┌─ Data listing

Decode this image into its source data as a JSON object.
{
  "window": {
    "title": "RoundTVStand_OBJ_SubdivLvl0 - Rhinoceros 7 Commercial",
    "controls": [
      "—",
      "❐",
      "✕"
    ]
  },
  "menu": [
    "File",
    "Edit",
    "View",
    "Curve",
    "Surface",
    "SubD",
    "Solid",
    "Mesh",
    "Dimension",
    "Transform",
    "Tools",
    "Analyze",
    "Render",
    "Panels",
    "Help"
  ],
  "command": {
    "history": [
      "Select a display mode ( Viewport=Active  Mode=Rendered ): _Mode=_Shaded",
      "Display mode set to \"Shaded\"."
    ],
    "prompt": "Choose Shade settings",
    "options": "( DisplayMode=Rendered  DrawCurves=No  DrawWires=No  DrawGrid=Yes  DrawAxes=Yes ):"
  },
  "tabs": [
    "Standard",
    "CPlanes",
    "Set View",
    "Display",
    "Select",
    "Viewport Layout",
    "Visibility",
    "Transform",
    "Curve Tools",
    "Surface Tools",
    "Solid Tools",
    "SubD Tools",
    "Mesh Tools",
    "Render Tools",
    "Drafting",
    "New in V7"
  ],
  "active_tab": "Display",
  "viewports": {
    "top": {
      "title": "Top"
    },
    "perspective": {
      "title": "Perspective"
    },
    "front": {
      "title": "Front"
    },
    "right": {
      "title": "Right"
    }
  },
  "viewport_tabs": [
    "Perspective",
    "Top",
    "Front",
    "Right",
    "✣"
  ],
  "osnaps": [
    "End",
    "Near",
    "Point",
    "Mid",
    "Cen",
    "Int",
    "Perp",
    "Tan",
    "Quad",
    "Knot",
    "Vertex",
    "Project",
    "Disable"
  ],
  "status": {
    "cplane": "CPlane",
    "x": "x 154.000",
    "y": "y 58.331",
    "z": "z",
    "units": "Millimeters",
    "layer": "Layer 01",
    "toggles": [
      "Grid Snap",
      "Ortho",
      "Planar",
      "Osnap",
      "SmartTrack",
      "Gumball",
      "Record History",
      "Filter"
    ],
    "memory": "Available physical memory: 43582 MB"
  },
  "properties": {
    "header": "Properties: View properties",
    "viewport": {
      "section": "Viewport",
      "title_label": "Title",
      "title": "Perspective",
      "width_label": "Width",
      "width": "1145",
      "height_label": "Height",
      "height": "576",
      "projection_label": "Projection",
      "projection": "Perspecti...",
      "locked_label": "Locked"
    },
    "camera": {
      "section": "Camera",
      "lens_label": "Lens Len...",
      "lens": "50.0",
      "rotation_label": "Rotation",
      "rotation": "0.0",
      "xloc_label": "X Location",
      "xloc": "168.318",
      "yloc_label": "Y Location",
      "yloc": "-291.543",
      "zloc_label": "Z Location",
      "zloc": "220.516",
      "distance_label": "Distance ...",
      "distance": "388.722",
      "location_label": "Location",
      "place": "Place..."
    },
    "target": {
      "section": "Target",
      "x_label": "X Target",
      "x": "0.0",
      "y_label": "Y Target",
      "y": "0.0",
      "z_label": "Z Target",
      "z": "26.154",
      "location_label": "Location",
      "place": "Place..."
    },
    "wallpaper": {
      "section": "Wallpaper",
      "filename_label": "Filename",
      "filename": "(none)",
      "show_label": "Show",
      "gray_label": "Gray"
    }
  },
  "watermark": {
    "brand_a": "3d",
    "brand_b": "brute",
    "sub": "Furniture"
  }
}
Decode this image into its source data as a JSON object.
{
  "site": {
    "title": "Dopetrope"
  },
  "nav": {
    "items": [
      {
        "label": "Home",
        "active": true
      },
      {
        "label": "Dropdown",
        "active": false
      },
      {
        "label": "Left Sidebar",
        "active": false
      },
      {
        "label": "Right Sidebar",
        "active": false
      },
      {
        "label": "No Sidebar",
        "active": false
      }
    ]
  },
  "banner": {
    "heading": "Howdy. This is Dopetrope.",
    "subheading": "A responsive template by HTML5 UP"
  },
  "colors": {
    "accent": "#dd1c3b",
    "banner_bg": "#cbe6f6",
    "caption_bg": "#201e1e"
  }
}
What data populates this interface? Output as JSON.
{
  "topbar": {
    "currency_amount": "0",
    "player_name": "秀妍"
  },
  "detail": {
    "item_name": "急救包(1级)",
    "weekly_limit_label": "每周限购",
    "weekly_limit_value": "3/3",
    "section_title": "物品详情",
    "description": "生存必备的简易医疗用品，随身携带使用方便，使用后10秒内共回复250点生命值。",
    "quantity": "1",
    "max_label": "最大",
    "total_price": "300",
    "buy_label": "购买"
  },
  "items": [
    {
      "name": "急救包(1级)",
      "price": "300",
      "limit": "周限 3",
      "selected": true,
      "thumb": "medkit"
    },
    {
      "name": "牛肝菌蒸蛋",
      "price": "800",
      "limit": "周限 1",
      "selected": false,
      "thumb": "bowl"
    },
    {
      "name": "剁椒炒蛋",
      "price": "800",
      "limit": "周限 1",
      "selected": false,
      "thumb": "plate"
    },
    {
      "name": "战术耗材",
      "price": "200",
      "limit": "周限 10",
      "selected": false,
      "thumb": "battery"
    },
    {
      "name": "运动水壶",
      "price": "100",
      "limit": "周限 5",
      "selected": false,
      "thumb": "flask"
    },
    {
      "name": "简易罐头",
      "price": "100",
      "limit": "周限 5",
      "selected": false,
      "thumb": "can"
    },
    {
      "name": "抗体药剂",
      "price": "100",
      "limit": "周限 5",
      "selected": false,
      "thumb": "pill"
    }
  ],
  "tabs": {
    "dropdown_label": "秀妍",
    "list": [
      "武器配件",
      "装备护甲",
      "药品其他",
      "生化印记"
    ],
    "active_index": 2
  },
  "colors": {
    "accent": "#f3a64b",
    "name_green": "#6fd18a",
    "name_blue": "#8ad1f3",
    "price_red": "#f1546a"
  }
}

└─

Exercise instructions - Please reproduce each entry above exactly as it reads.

Result -
Decode this image into its source data as a JSON object.
{
  "window": {
    "title": "RoundTVStand_OBJ_SubdivLvl0 - Rhinoceros 7 Commercial",
    "controls": [
      "—",
      "❐",
      "✕"
    ]
  },
  "menu": [
    "File",
    "Edit",
    "View",
    "Curve",
    "Surface",
    "SubD",
    "Solid",
    "Mesh",
    "Dimension",
    "Transform",
    "Tools",
    "Analyze",
    "Render",
    "Panels",
    "Help"
  ],
  "command": {
    "history": [
      "Select a display mode ( Viewport=Active  Mode=Rendered ): _Mode=_Shaded",
      "Display mode set to \"Shaded\"."
    ],
    "prompt": "Choose Shade settings",
    "options": "( DisplayMode=Rendered  DrawCurves=No  DrawWires=No  DrawGrid=Yes  DrawAxes=Yes ):"
  },
  "tabs": [
    "Standard",
    "CPlanes",
    "Set View",
    "Display",
    "Select",
    "Viewport Layout",
    "Visibility",
    "Transform",
    "Curve Tools",
    "Surface Tools",
    "Solid Tools",
    "SubD Tools",
    "Mesh Tools",
    "Render Tools",
    "Drafting",
    "New in V7"
  ],
  "active_tab": "Display",
  "viewports": {
    "top": {
      "title": "Top"
    },
    "perspective": {
      "title": "Perspective"
    },
    "front": {
      "title": "Front"
    },
    "right": {
      "title": "Right"
    }
  },
  "viewport_tabs": [
    "Perspective",
    "Top",
    "Front",
    "Right",
    "✣"
  ],
  "osnaps": [
    "End",
    "Near",
    "Point",
    "Mid",
    "Cen",
    "Int",
    "Perp",
    "Tan",
    "Quad",
    "Knot",
    "Vertex",
    "Project",
    "Disable"
  ],
  "status": {
    "cplane": "CPlane",
    "x": "x 154.000",
    "y": "y 58.331",
    "z": "z",
    "units": "Millimeters",
    "layer": "Layer 01",
    "toggles": [
      "Grid Snap",
      "Ortho",
      "Planar",
      "Osnap",
      "SmartTrack",
      "Gumball",
      "Record History",
      "Filter"
    ],
    "memory": "Available physical memory: 43582 MB"
  },
  "properties": {
    "header": "Properties: View properties",
    "viewport": {
      "section": "Viewport",
      "title_label": "Title",
      "title": "Perspective",
      "width_label": "Width",
      "width": "1145",
      "height_label": "Height",
      "height": "576",
      "projection_label": "Projection",
      "projection": "Perspecti...",
      "locked_label": "Locked"
    },
    "camera": {
      "section": "Camera",
      "lens_label": "Lens Len...",
      "lens": "50.0",
      "rotation_label": "Rotation",
      "rotation": "0.0",
      "xloc_label": "X Location",
      "xloc": "168.318",
      "yloc_label": "Y Location",
      "yloc": "-291.543",
      "zloc_label": "Z Location",
      "zloc": "220.516",
      "distance_label": "Distance ...",
      "distance": "388.722",
      "location_label": "Location",
      "place": "Place..."
    },
    "target": {
      "section": "Target",
      "x_label": "X Target",
      "x": "0.0",
      "y_label": "Y Target",
      "y": "0.0",
      "z_label": "Z Target",
      "z": "26.154",
      "location_label": "Location",
      "place": "Place..."
    },
    "wallpaper": {
      "section": "Wallpaper",
      "filename_label": "Filename",
      "filename": "(none)",
      "show_label": "Show",
      "gray_label": "Gray"
    }
  },
  "watermark": {
    "brand_a": "3d",
    "brand_b": "brute",
    "sub": "Furniture"
  }
}
Decode this image into its source data as a JSON object.
{
  "site": {
    "title": "Dopetrope"
  },
  "nav": {
    "items": [
      {
        "label": "Home",
        "active": true
      },
      {
        "label": "Dropdown",
        "active": false
      },
      {
        "label": "Left Sidebar",
        "active": false
      },
      {
        "label": "Right Sidebar",
        "active": false
      },
      {
        "label": "No Sidebar",
        "active": false
      }
    ]
  },
  "banner": {
    "heading": "Howdy. This is Dopetrope.",
    "subheading": "A responsive template by HTML5 UP"
  },
  "colors": {
    "accent": "#dd1c3b",
    "banner_bg": "#cbe6f6",
    "caption_bg": "#201e1e"
  }
}
What data populates this interface? Output as JSON.
{
  "topbar": {
    "currency_amount": "0",
    "player_name": "秀妍"
  },
  "detail": {
    "item_name": "急救包(1级)",
    "weekly_limit_label": "每周限购",
    "weekly_limit_value": "3/3",
    "section_title": "物品详情",
    "description": "生存必备的简易医疗用品，随身携带使用方便，使用后10秒内共回复250点生命值。",
    "quantity": "1",
    "max_label": "最大",
    "total_price": "300",
    "buy_label": "购买"
  },
  "items": [
    {
      "name": "急救包(1级)",
      "price": "300",
      "limit": "周限 3",
      "selected": true,
      "thumb": "medkit"
    },
    {
      "name": "牛肝菌蒸蛋",
      "price": "800",
      "limit": "周限 1",
      "selected": false,
      "thumb": "bowl"
    },
    {
      "name": "剁椒炒蛋",
      "price": "800",
      "limit": "周限 1",
      "selected": false,
      "thumb": "plate"
    },
    {
      "name": "战术耗材",
      "price": "200",
      "limit": "周限 10",
      "selected": false,
      "thumb": "battery"
    },
    {
      "name": "运动水壶",
      "price": "100",
      "limit": "周限 5",
      "selected": false,
      "thumb": "flask"
    },
    {
      "name": "简易罐头",
      "price": "100",
      "limit": "周限 5",
      "selected": false,
      "thumb": "can"
    },
    {
      "name": "抗体药剂",
      "price": "100",
      "limit": "周限 5",
      "selected": false,
      "thumb": "pill"
    }
  ],
  "tabs": {
    "dropdown_label": "秀妍",
    "list": [
      "武器配件",
      "装备护甲",
      "药品其他",
      "生化印记"
    ],
    "active_index": 2
  },
  "colors": {
    "accent": "#f3a64b",
    "name_green": "#6fd18a",
    "name_blue": "#8ad1f3",
    "price_red": "#f1546a"
  }
}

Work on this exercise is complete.